Intense is the word, for Char's Counterattack crams so many characters and narrative asides into its purview that it can be hard to follow, especially for newcomers unfamiliar with the whole Gundam backstory. The movie does however, manage to find a balance between the zooming spacecraft, explosions and the spectacle of the giant mecha suits in action and between enough development of the characters to make them compelling and interesting. The visuals offer plenty of dazzle-factor with thrilling space battles, intricate background designs and the believable depictions of people and crafts manoeuvring in zero-gravity, not to mention the magnificent space station Londenion that rivals Babylon 5 in immensity and scale, a backdrop for certain crucial scenes.

Char's Counterattack represents essential viewing for fans of the Gundam series for it does bring all the political/ military machinations to a climax and offers a closure to all the numerous plot strands while it further explores the emotionally gripping portrayals of characters torn between vengeance, duty and love. Aficionados will be delighted, the uninitiated will be bewildered, but all will still be entertained by the film's excellent, richly-textured, symphonic score; the elaborate and colourful imagery; and the motley individuals (including ship crews of equally competent members of both sexes) that people this energetic, archetypal space opera. It's grand fun and it's easy to see why Tomino's concepts and creations became such an enduring pop-cultural force. Mobile Suit Gundam: Char's Counterattack deserves to be enjoyed on a big screen with an enthusiastic, responsive audience all appreciating this rousing romp.
Mobile Suit Gundam: Char's Counterattack

Please support this
website - buy stuff
using these links:
Amazon.co.uk
Amazon.com
Send it DVDs
W.H. Smith
Movie Posters

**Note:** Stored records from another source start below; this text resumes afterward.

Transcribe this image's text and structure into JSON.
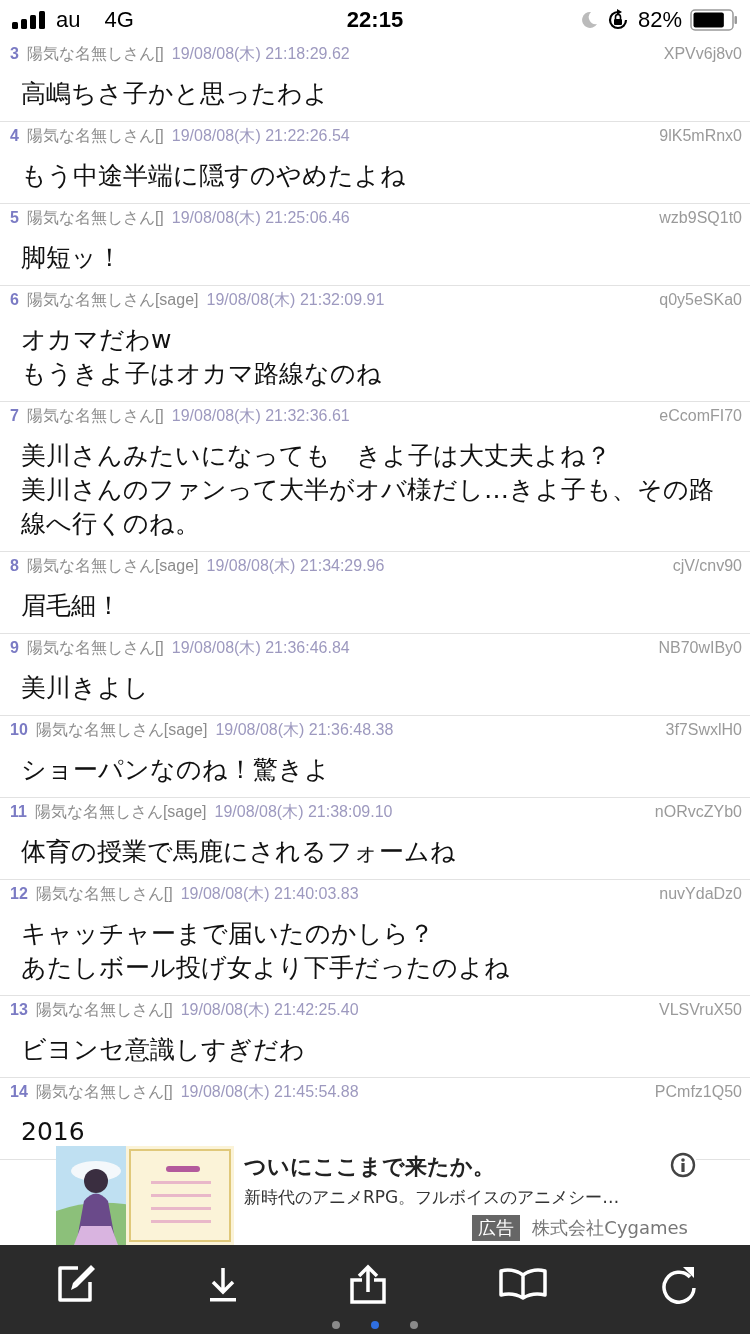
{
  "status_bar": {
    "carrier": "au",
    "network": "4G",
    "time": "22:15",
    "battery": "82%"
  },
  "posts": [
    {
      "number": "3",
      "name": "陽気な名無しさん[]",
      "date": "19/08/08(木) 21:18:29.62",
      "id": "XPVv6j8v0",
      "lines": [
        "高嶋ちさ子かと思ったわよ"
      ]
    },
    {
      "number": "4",
      "name": "陽気な名無しさん[]",
      "date": "19/08/08(木) 21:22:26.54",
      "id": "9lK5mRnx0",
      "lines": [
        "もう中途半端に隠すのやめたよね"
      ]
    },
    {
      "number": "5",
      "name": "陽気な名無しさん[]",
      "date": "19/08/08(木) 21:25:06.46",
      "id": "wzb9SQ1t0",
      "lines": [
        "脚短ッ！"
      ]
    },
    {
      "number": "6",
      "name": "陽気な名無しさん[sage]",
      "date": "19/08/08(木) 21:32:09.91",
      "id": "q0y5eSKa0",
      "lines": [
        "オカマだわw",
        "もうきよ子はオカマ路線なのね"
      ]
    },
    {
      "number": "7",
      "name": "陽気な名無しさん[]",
      "date": "19/08/08(木) 21:32:36.61",
      "id": "eCcomFI70",
      "lines": [
        "美川さんみたいになっても　きよ子は大丈夫よね？",
        "美川さんのファンって大半がオバ様だし…きよ子も、その路線へ行くのね。"
      ]
    },
    {
      "number": "8",
      "name": "陽気な名無しさん[sage]",
      "date": "19/08/08(木) 21:34:29.96",
      "id": "cjV/cnv90",
      "lines": [
        "眉毛細！"
      ]
    },
    {
      "number": "9",
      "name": "陽気な名無しさん[]",
      "date": "19/08/08(木) 21:36:46.84",
      "id": "NB70wIBy0",
      "lines": [
        "美川きよし"
      ]
    },
    {
      "number": "10",
      "name": "陽気な名無しさん[sage]",
      "date": "19/08/08(木) 21:36:48.38",
      "id": "3f7SwxlH0",
      "lines": [
        "ショーパンなのね！驚きよ"
      ]
    },
    {
      "number": "11",
      "name": "陽気な名無しさん[sage]",
      "date": "19/08/08(木) 21:38:09.10",
      "id": "nORvcZYb0",
      "lines": [
        "体育の授業で馬鹿にされるフォームね"
      ]
    },
    {
      "number": "12",
      "name": "陽気な名無しさん[]",
      "date": "19/08/08(木) 21:40:03.83",
      "id": "nuvYdaDz0",
      "lines": [
        "キャッチャーまで届いたのかしら？",
        "あたしボール投げ女より下手だったのよね"
      ]
    },
    {
      "number": "13",
      "name": "陽気な名無しさん[]",
      "date": "19/08/08(木) 21:42:25.40",
      "id": "VLSVruX50",
      "lines": [
        "ビヨンセ意識しすぎだわ"
      ]
    },
    {
      "number": "14",
      "name": "陽気な名無しさん[]",
      "date": "19/08/08(木) 21:45:54.88",
      "id": "PCmfz1Q50",
      "lines": [
        "2016"
      ]
    }
  ],
  "ad": {
    "title": "ついにここまで来たか。",
    "description": "新時代のアニメRPG。フルボイスのアニメシー…",
    "label": "広告",
    "advertiser": "株式会社Cygames"
  },
  "page_dots": [
    {
      "selected": false
    },
    {
      "selected": true
    },
    {
      "selected": false
    }
  ]
}
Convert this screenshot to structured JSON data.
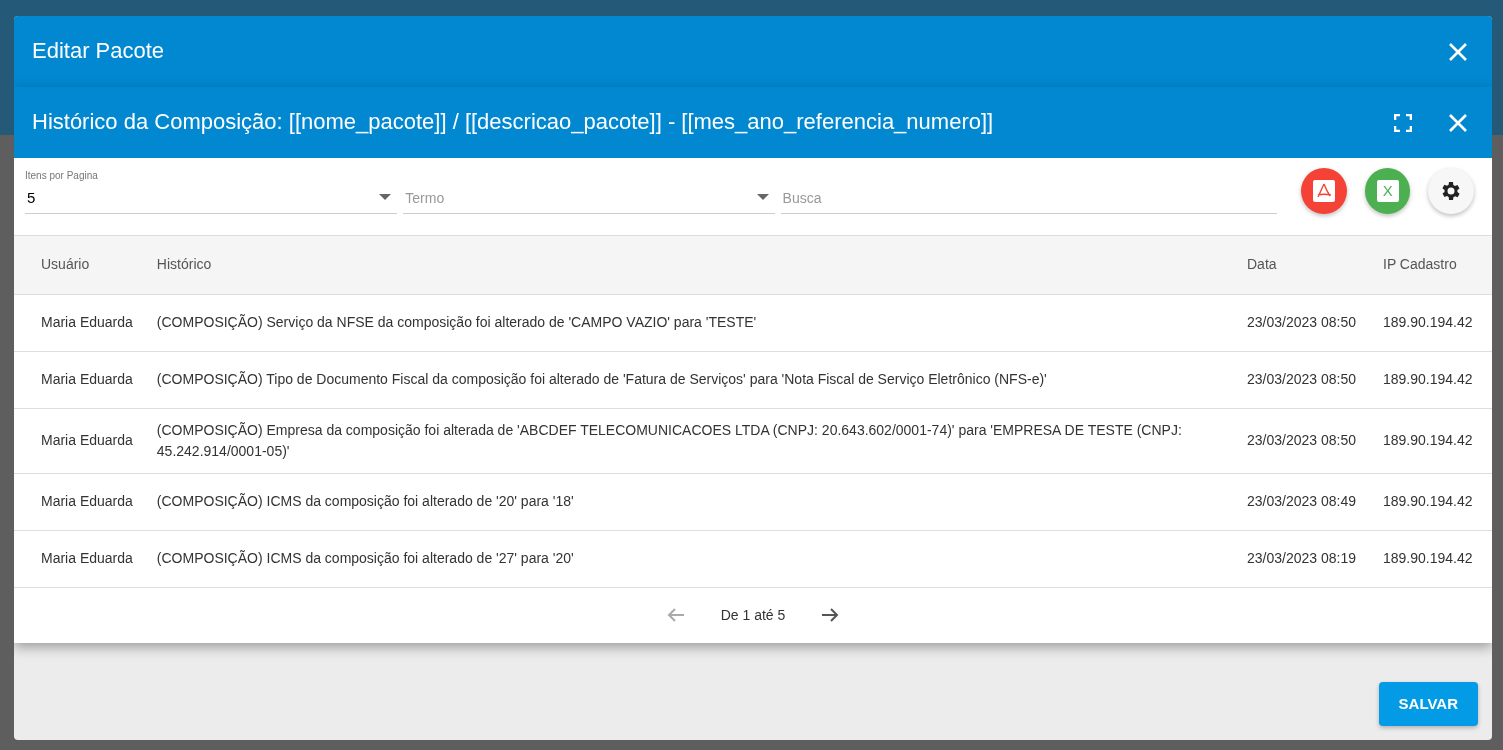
{
  "outer_dialog": {
    "title": "Editar Pacote",
    "save_button": "SALVAR"
  },
  "dialog": {
    "title": "Histórico da Composição: [[nome_pacote]] / [[descricao_pacote]] - [[mes_ano_referencia_numero]]"
  },
  "filters": [
    {
      "kind": "select",
      "label": "Itens por Pagina",
      "value": "5"
    },
    {
      "kind": "select",
      "placeholder": "Termo"
    },
    {
      "kind": "text",
      "placeholder": "Busca"
    }
  ],
  "actions": [
    {
      "kind": "pdf"
    },
    {
      "kind": "excel",
      "label": "X"
    },
    {
      "kind": "settings"
    }
  ],
  "table": {
    "columns": [
      "Usuário",
      "Histórico",
      "Data",
      "IP Cadastro"
    ],
    "rows": [
      [
        "Maria Eduarda",
        "(COMPOSIÇÃO) Serviço da NFSE da composição foi alterado de 'CAMPO VAZIO' para 'TESTE'",
        "23/03/2023 08:50",
        "189.90.194.42"
      ],
      [
        "Maria Eduarda",
        "(COMPOSIÇÃO) Tipo de Documento Fiscal da composição foi alterado de 'Fatura de Serviços' para 'Nota Fiscal de Serviço Eletrônico (NFS-e)'",
        "23/03/2023 08:50",
        "189.90.194.42"
      ],
      [
        "Maria Eduarda",
        "(COMPOSIÇÃO) Empresa da composição foi alterada de 'ABCDEF TELECOMUNICACOES LTDA (CNPJ: 20.643.602/0001-74)' para 'EMPRESA DE TESTE (CNPJ: 45.242.914/0001-05)'",
        "23/03/2023 08:50",
        "189.90.194.42"
      ],
      [
        "Maria Eduarda",
        "(COMPOSIÇÃO) ICMS da composição foi alterado de '20' para '18'",
        "23/03/2023 08:49",
        "189.90.194.42"
      ],
      [
        "Maria Eduarda",
        "(COMPOSIÇÃO) ICMS da composição foi alterado de '27' para '20'",
        "23/03/2023 08:19",
        "189.90.194.42"
      ]
    ]
  },
  "pagination": {
    "text": "De 1 até 5",
    "previous_disabled": true,
    "next_disabled": false
  }
}
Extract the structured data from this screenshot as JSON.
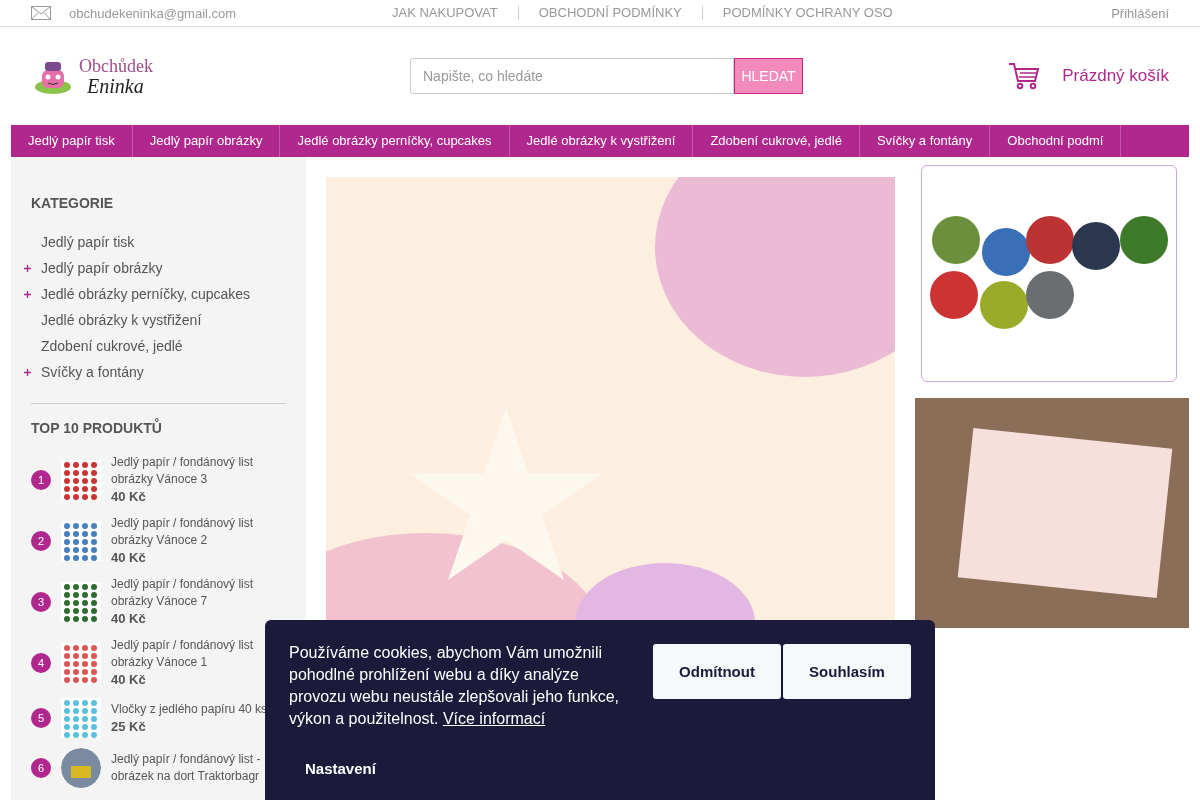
{
  "top_bar": {
    "email": "obchudekeninka@gmail.com",
    "links": [
      "JAK NAKUPOVAT",
      "OBCHODNÍ PODMÍNKY",
      "PODMÍNKY OCHRANY OSO"
    ],
    "login": "Přihlášení"
  },
  "header": {
    "logo": {
      "line_1": "Obchůdek",
      "line_2": "Eninka"
    },
    "search": {
      "placeholder": "Napište, co hledáte",
      "button": "HLEDAT"
    },
    "cart": "Prázdný košík"
  },
  "nav": [
    "Jedlý papír tisk",
    "Jedlý papír obrázky",
    "Jedlé obrázky perníčky, cupcakes",
    "Jedlé obrázky k vystřižení",
    "Zdobení cukrové, jedlé",
    "Svíčky a fontány",
    "Obchodní podmí"
  ],
  "sidebar": {
    "categories_title": "KATEGORIE",
    "categories": [
      {
        "label": "Jedlý papír tisk",
        "expandable": false
      },
      {
        "label": "Jedlý papír obrázky",
        "expandable": true
      },
      {
        "label": "Jedlé obrázky perníčky, cupcakes",
        "expandable": true
      },
      {
        "label": "Jedlé obrázky k vystřižení",
        "expandable": false
      },
      {
        "label": "Zdobení cukrové, jedlé",
        "expandable": false
      },
      {
        "label": "Svíčky a fontány",
        "expandable": true
      }
    ],
    "top_title": "TOP 10 PRODUKTŮ",
    "products": [
      {
        "rank": "1",
        "name": "Jedlý papír / fondánový list obrázky Vánoce 3",
        "price": "40 Kč"
      },
      {
        "rank": "2",
        "name": "Jedlý papír / fondánový list obrázky Vánoce 2",
        "price": "40 Kč"
      },
      {
        "rank": "3",
        "name": "Jedlý papír / fondánový list obrázky Vánoce 7",
        "price": "40 Kč"
      },
      {
        "rank": "4",
        "name": "Jedlý papír / fondánový list obrázky Vánoce 1",
        "price": "40 Kč"
      },
      {
        "rank": "5",
        "name": "Vločky z jedlého papíru 40 ks",
        "price": "25 Kč"
      },
      {
        "rank": "6",
        "name": "Jedlý papír / fondánový list - obrázek na dort Traktorbagr"
      }
    ]
  },
  "cookie_bar": {
    "text": "Používáme cookies, abychom Vám umožnili pohodlné prohlížení webu a díky analýze provozu webu neustále zlepšovali jeho funkce, výkon a použitelnost.",
    "link": "Více informací",
    "buttons": [
      "Odmítnout",
      "Souhlasím"
    ],
    "settings": "Nastavení"
  }
}
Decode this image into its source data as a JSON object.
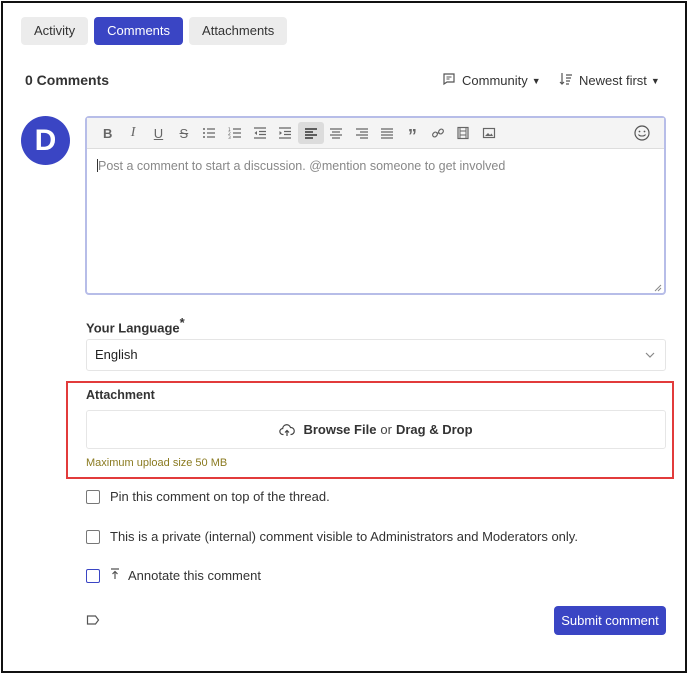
{
  "tabs": [
    {
      "label": "Activity",
      "active": false
    },
    {
      "label": "Comments",
      "active": true
    },
    {
      "label": "Attachments",
      "active": false
    }
  ],
  "header": {
    "comments_count": "0 Comments",
    "visibility_filter": "Community",
    "sort_filter": "Newest first"
  },
  "avatar": {
    "initial": "D",
    "color": "#3a45c4"
  },
  "editor": {
    "placeholder": "Post a comment to start a discussion. @mention someone to get involved",
    "toolbar": [
      "bold-icon",
      "italic-icon",
      "underline-icon",
      "strikethrough-icon",
      "bullet-list-icon",
      "numbered-list-icon",
      "outdent-icon",
      "indent-icon",
      "align-left-icon",
      "align-center-icon",
      "align-right-icon",
      "justify-icon",
      "quote-icon",
      "link-icon",
      "media-icon",
      "image-icon",
      "emoji-icon"
    ]
  },
  "language": {
    "label": "Your Language",
    "required_mark": "*",
    "value": "English"
  },
  "attachment": {
    "label": "Attachment",
    "browse": "Browse File",
    "or": "or",
    "drag": "Drag & Drop",
    "hint": "Maximum upload size 50 MB"
  },
  "options": {
    "pin": "Pin this comment on top of the thread.",
    "private": "This is a private (internal) comment visible to Administrators and Moderators only.",
    "annotate": "Annotate this comment"
  },
  "submit_label": "Submit comment",
  "colors": {
    "accent": "#3a45c4",
    "highlight_border": "#e23b3b",
    "hint": "#8a7a20"
  }
}
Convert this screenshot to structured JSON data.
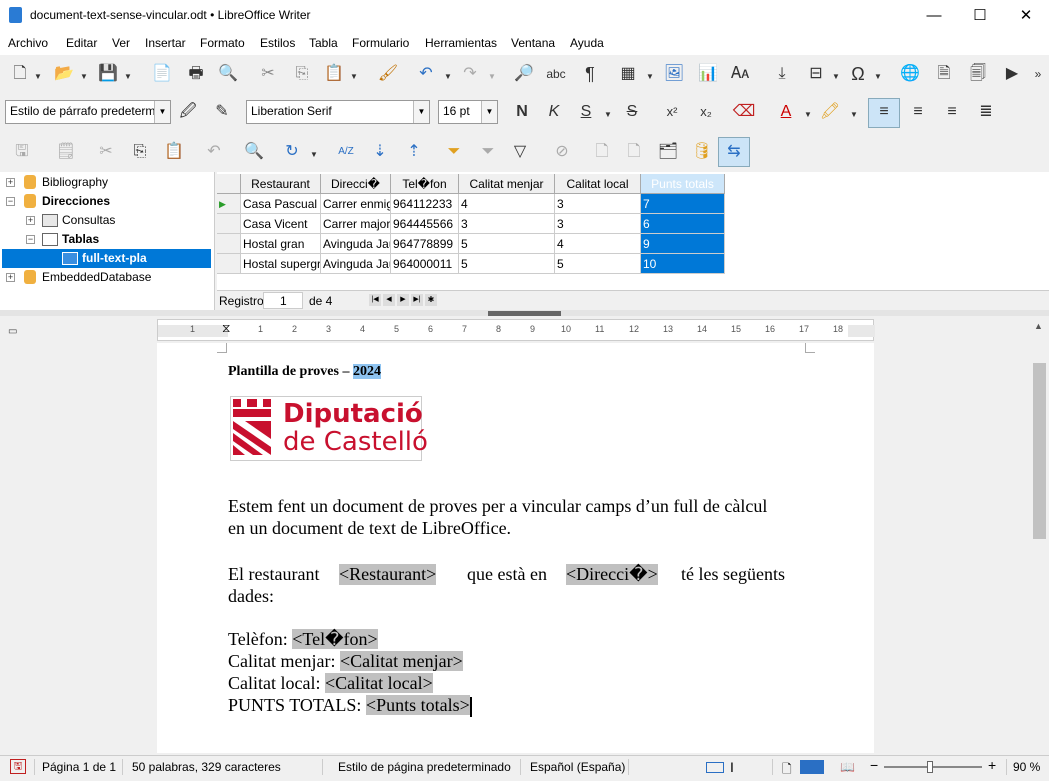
{
  "window": {
    "title": "document-text-sense-vincular.odt • LibreOffice Writer",
    "minimize": "—",
    "maximize": "☐",
    "close": "✕"
  },
  "menu": [
    "Archivo",
    "Editar",
    "Ver",
    "Insertar",
    "Formato",
    "Estilos",
    "Tabla",
    "Formulario",
    "Herramientas",
    "Ventana",
    "Ayuda"
  ],
  "format": {
    "paragraph_style": "Estilo de párrafo predetermin",
    "font_name": "Liberation Serif",
    "font_size": "16 pt",
    "bold": "N",
    "italic": "K",
    "underline": "S",
    "strike": "S",
    "superscript": "x²",
    "subscript": "x₂"
  },
  "tree": {
    "items": [
      {
        "label": "Bibliography"
      },
      {
        "label": "Direcciones"
      },
      {
        "label": "Consultas"
      },
      {
        "label": "Tablas"
      },
      {
        "label": "full-text-pla"
      },
      {
        "label": "EmbeddedDatabase"
      }
    ]
  },
  "grid": {
    "columns": [
      "Restaurant",
      "Direcci�",
      "Tel�fon",
      "Calitat menjar",
      "Calitat local",
      "Punts totals"
    ],
    "rows": [
      [
        "Casa Pascual",
        "Carrer enmig",
        "964112233",
        "4",
        "3",
        "7"
      ],
      [
        "Casa Vicent",
        "Carrer major",
        "964445566",
        "3",
        "3",
        "6"
      ],
      [
        "Hostal gran",
        "Avinguda Jau",
        "964778899",
        "5",
        "4",
        "9"
      ],
      [
        "Hostal supergr",
        "Avinguda Jau",
        "964000011",
        "5",
        "5",
        "10"
      ]
    ],
    "nav": {
      "label": "Registro",
      "current": "1",
      "of": "de 4"
    }
  },
  "ruler": {
    "ticks": [
      "1",
      "1",
      "2",
      "3",
      "4",
      "5",
      "6",
      "7",
      "8",
      "9",
      "10",
      "11",
      "12",
      "13",
      "14",
      "15",
      "16",
      "17",
      "18"
    ]
  },
  "document": {
    "heading": "Plantilla de proves –",
    "heading_year": "2024",
    "logo_line1": "Diputació",
    "logo_line2": "de Castelló",
    "para1_line1": "Estem fent un document de proves per a vincular camps d’un full de càlcul",
    "para1_line2": "en un document de text de LibreOffice.",
    "p2_a": "El restaurant",
    "p2_field1": "<Restaurant>",
    "p2_b": "que està en",
    "p2_field2": "<Direcci�>",
    "p2_c": "té les següents",
    "p2_line2": "dades:",
    "l1_label": "Telèfon:",
    "l1_field": "<Tel�fon>",
    "l2_label": "Calitat menjar:",
    "l2_field": "<Calitat menjar>",
    "l3_label": "Calitat local:",
    "l3_field": "<Calitat local>",
    "l4_label": "PUNTS TOTALS:",
    "l4_field": "<Punts totals>"
  },
  "status": {
    "page": "Página 1 de 1",
    "words": "50 palabras, 329 caracteres",
    "page_style": "Estilo de página predeterminado",
    "language": "Español (España)",
    "zoom": "90 %"
  },
  "colors": {
    "selection": "#0078d7",
    "field_bg": "#c0c0c0",
    "logo_red": "#c8102e"
  }
}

home  articles  profiles  interviews  essays  books  movies  competitions  guidelines  issues  links  archives  contributors  email
copyright © 2001 - 2007 Pigasus Press